Blondel, author of the hugely popular novel The 6:41 to Paris, evokes an intimacy of dangerous intensity in a tale marked by profound nostalgia and a reckoning with the past that allows its two characters to move ahead into the future. 

Buy the book | or on Indiebound or Amazon

Exposed deals with the joys and uncertainties of youth, as well as aging and regret, thwarted friendships and loves, and nostalgia and searching for renewal. It’s beautifully written and sensitively translated from French, highly engaging and accessible to a wide array of readers. It contains no explicit sex or anything that would put off a reader open to the experience of good literature.”



Hall Ways Review:  In an effort to reconnect with my Francophile side, I recently decided to join a tour group that is the French equivalent of Lone Star Lit. France Book Tours is all about books and authors with a French connection, and Exposed by Jean-Philippe Blondel is the first book I took for review. My heart is happier for the brief foray into the world of Louis Claret, a middle-aged Frenchman who devours novels “with the regularity of a metronome.”

“My horizons have expanded, but my life has shrunk. It’s not a paradox. It’s a fate we all share. When constraints begin to fade, we don’t know how to fill our new freedom.”

Exposed invokes a certain melancholy, perhaps because I am a similar age to the main character, Louis, or perhaps because of Louis’s frequent reflections of bygone days. The book forces introspection, exploration, and even valuation of one’s true self; hence the title. The characters remove the layers of their lives to expose what is beneath. Interestingly enough, the reader isn’t necessarily privy to seeing what’s there below the trappings. Both Louis and Alexandre are private people; readers are intentionally kept at arm’s length from them and from knowing the characters too well.

“He came forward…emanating that sort of presence that only success and the prime of one’s mid-thirties can give – when an individual is making his way, and trial and error are behind him, and fatigue has not yet set in.”

Author Jean-Philippe Blondel’s use of imagery and figurative language breathes life into every page. Reading a book like this, true literary fiction, makes me long for something…something I can’t quite put my finger on. Whatever it is, while reading Exposed, for just a little while, I am somewhere other than in the confines of my day-to-day world. Every time I step away from the novel, I feel blanketed by the memory of it. It has staying power.
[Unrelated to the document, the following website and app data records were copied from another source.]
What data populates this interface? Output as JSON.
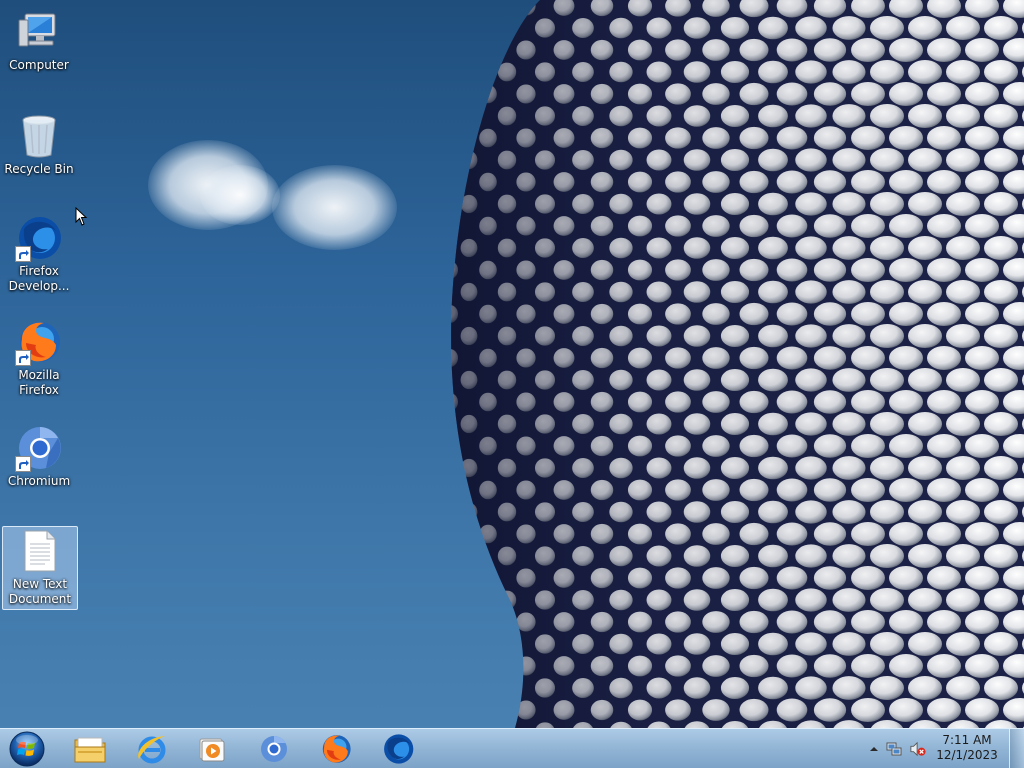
{
  "desktop": {
    "icons": [
      {
        "label": "Computer",
        "icon": "computer-icon",
        "shortcut": false
      },
      {
        "label": "Recycle Bin",
        "icon": "recycle-bin-icon",
        "shortcut": false
      },
      {
        "label": "Firefox\nDevelop...",
        "icon": "firefox-developer-icon",
        "shortcut": true
      },
      {
        "label": "Mozilla\nFirefox",
        "icon": "firefox-icon",
        "shortcut": true
      },
      {
        "label": "Chromium",
        "icon": "chromium-icon",
        "shortcut": true
      },
      {
        "label": "New Text\nDocument",
        "icon": "text-document-icon",
        "shortcut": false,
        "selected": true
      }
    ]
  },
  "taskbar": {
    "start": {
      "icon": "windows-start-icon"
    },
    "pinned": [
      {
        "name": "windows-explorer",
        "icon": "folder-icon"
      },
      {
        "name": "internet-explorer",
        "icon": "internet-explorer-icon"
      },
      {
        "name": "windows-media-player",
        "icon": "media-player-icon"
      },
      {
        "name": "chromium",
        "icon": "chromium-icon"
      },
      {
        "name": "firefox",
        "icon": "firefox-icon"
      },
      {
        "name": "firefox-developer",
        "icon": "firefox-developer-icon"
      }
    ],
    "tray": {
      "icons": [
        "show-hidden-icons-arrow",
        "network-icon",
        "volume-muted-icon"
      ],
      "time": "7:11 AM",
      "date": "12/1/2023"
    }
  },
  "colors": {
    "sky_top": "#1f4e7c",
    "sky_bottom": "#4a83b3",
    "taskbar": "#94b6d6",
    "selection": "#c8e1ff"
  }
}
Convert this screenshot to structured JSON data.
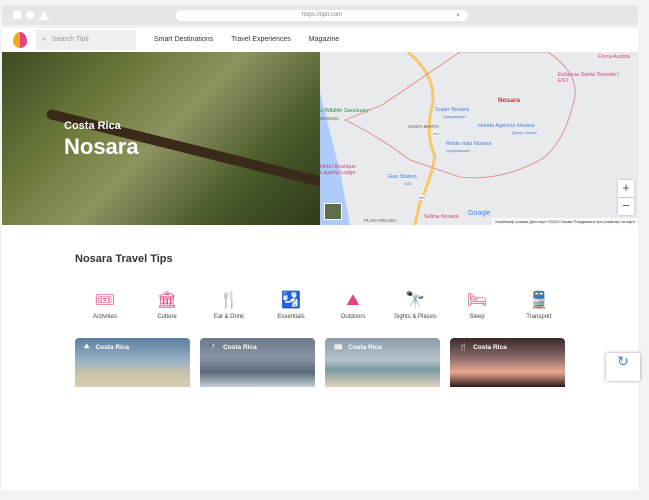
{
  "browser": {
    "url": "https://tiplr.com"
  },
  "nav": {
    "search_placeholder": "Search Tiplr",
    "links": [
      "Smart Destinations",
      "Travel Experiences",
      "Magazine"
    ]
  },
  "hero": {
    "country": "Costa Rica",
    "city": "Nosara"
  },
  "map": {
    "labels": {
      "finca": "Finca Austria",
      "estancia": "Estancia Santa Teresita | EST",
      "nosara": "Nosara",
      "wildlife": "u Wildlife Sanctuary",
      "nosara_small": "NOSARA",
      "super": "Super Nosara",
      "super_sub": "Супермаркет",
      "santa_marta": "SANTA MARTA",
      "honda": "Honda Agencia Nosara",
      "honda_sub": "Дилер Honda",
      "rinde": "Rinde más Nosara",
      "rinde_sub": "Супермаркет",
      "hotel": "Hotel Boutique Lagarta Lodge",
      "gas": "Gas Station",
      "gas_sub": "АЗС",
      "selina": "Selina Nosara",
      "pelada": "PLAYA PELADA",
      "google": "Google",
      "road1": "160",
      "road2": "160"
    },
    "attribution": "Комбінації клавіш   Дані карт ©2023   Умови   Повідомити про помилку на карті",
    "zoom_in": "+",
    "zoom_out": "−"
  },
  "section_title": "Nosara Travel Tips",
  "categories": [
    {
      "label": "Activities",
      "icon": "🎟"
    },
    {
      "label": "Culture",
      "icon": "🏛"
    },
    {
      "label": "Eat & Drink",
      "icon": "🍴"
    },
    {
      "label": "Essentials",
      "icon": "🛂"
    },
    {
      "label": "Outdoors",
      "icon": "⛰"
    },
    {
      "label": "Sights & Places",
      "icon": "🔭"
    },
    {
      "label": "Sleep",
      "icon": "🛏"
    },
    {
      "label": "Transport",
      "icon": "🚆"
    }
  ],
  "cards": [
    {
      "title": "Costa Rica",
      "icon": "⛰"
    },
    {
      "title": "Costa Rica",
      "icon": "🔭"
    },
    {
      "title": "Costa Rica",
      "icon": "🎟"
    },
    {
      "title": "Costa Rica",
      "icon": "🍴"
    }
  ],
  "colors": {
    "accent": "#e0457f"
  }
}
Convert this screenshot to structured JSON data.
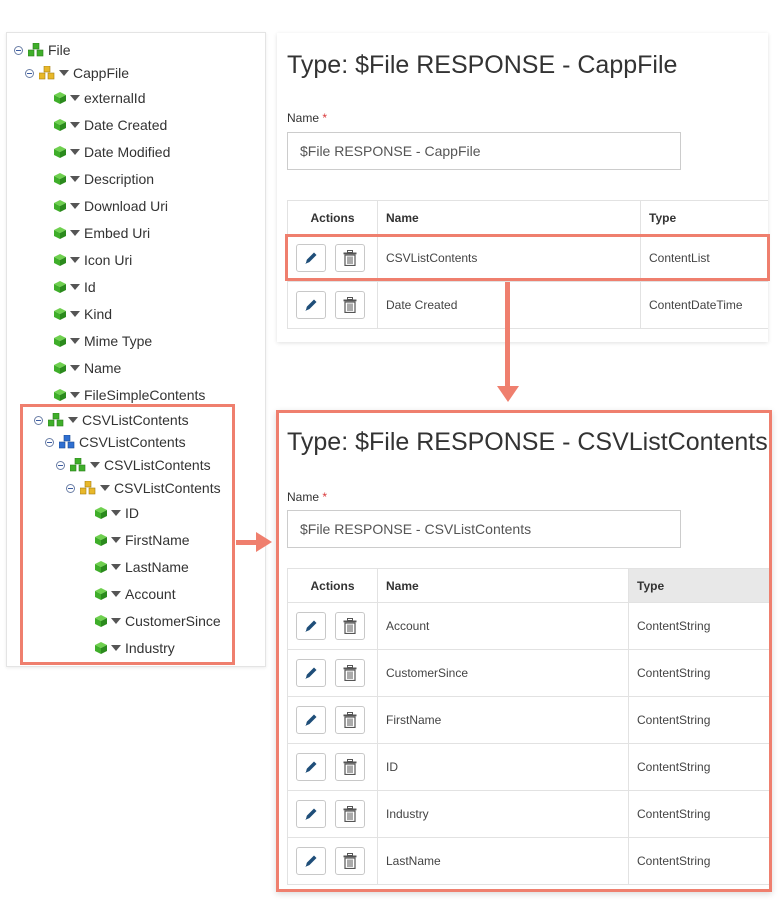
{
  "tree": {
    "root": "File",
    "cappfile": "CappFile",
    "cappfile_children": [
      "externalId",
      "Date Created",
      "Date Modified",
      "Description",
      "Download Uri",
      "Embed Uri",
      "Icon Uri",
      "Id",
      "Kind",
      "Mime Type",
      "Name",
      "FileSimpleContents"
    ],
    "csv_list": "CSVListContents",
    "csv_list_child": "CSVListContents",
    "csv_list_grandchild": "CSVListContents",
    "csv_list_leaf": "CSVListContents",
    "csv_leaf_children": [
      "ID",
      "FirstName",
      "LastName",
      "Account",
      "CustomerSince",
      "Industry"
    ]
  },
  "top_card": {
    "title": "Type: $File RESPONSE - CappFile",
    "name_label": "Name",
    "required_mark": "*",
    "name_value": "$File RESPONSE - CappFile",
    "columns": [
      "Actions",
      "Name",
      "Type"
    ],
    "rows": [
      {
        "name": "CSVListContents",
        "type": "ContentList"
      },
      {
        "name": "Date Created",
        "type": "ContentDateTime"
      }
    ]
  },
  "bottom_card": {
    "title": "Type: $File RESPONSE - CSVListContents",
    "name_label": "Name",
    "required_mark": "*",
    "name_value": "$File RESPONSE - CSVListContents",
    "columns": [
      "Actions",
      "Name",
      "Type"
    ],
    "rows": [
      {
        "name": "Account",
        "type": "ContentString"
      },
      {
        "name": "CustomerSince",
        "type": "ContentString"
      },
      {
        "name": "FirstName",
        "type": "ContentString"
      },
      {
        "name": "ID",
        "type": "ContentString"
      },
      {
        "name": "Industry",
        "type": "ContentString"
      },
      {
        "name": "LastName",
        "type": "ContentString"
      }
    ]
  },
  "icons": {
    "edit": "pencil-icon",
    "delete": "trash-icon",
    "tree_green": "green-cube-icon",
    "tree_cluster": "cube-cluster-icon"
  },
  "colors": {
    "highlight": "#ef7f6e",
    "cube_green": "#3fae2a",
    "cluster_yellow": "#e8b82a",
    "cluster_blue": "#2f6fd1",
    "edit_icon": "#1f4e79"
  }
}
What strikes me in this beautiful, lyrical novel, is that it’s a translation from the French, as the literary world says, and Alison Anderson’s work is flawless. Honestly, the writing is superior to many of the novels I read which are in their original language. I am thoroughly impressed with Anderson’s translation, and I am tempted to order a copy of the novel in French because certainly, the source writing must be as beautiful.

Exposed doesn’t have screaming, climactic events. It doesn’t have big bang moments or mysteries to be solved. It is not action-packed. Exposed is about self-discovery and reflection upon a life lived and about living life. For readers who enjoy immersing themselves into a character, and for those who savor the nuances of growing older and seeing the world through a mature and contemplative lens, I highly recommend Exposed.

Thank you to the publisher and France Book Tours for providing me a print copy in exchange for my honest opinion – the only kind I give.



Jean-Philippe Blondel was born in 1964 in Troyes, France where he lives as an author and English teacher. His novel The 6:41 to Paris has been acclaimed in both the United States and Europe.


Alison Anderson is a novelist and translator of literature from French. Among the authors she has translated are JMG Le Clézio, Christian Bobin, Muriel Barbery and Amélie Nothomb. She has lived in Northern California and currently lives in a village in Switzerland.



5 Winners 
Global giveaway open to all US residents



Wednesday, May 15
Bilingual Review + Giveaway at Mangeusede livres

Friday, May 17
Review + Giveaway at Readerbuzz

Monday, May 20
Review + Giveaway at Hall Ways Blog

Tuesday, May 21

Wednesday, May 22
Review + Excerpt at Locks, Hooks and Books

Thursday, May 23

Friday, May 24
Review + Excerpt at Book Dilettante

Tuesday, May 28
Review + Giveaway at Words and Peace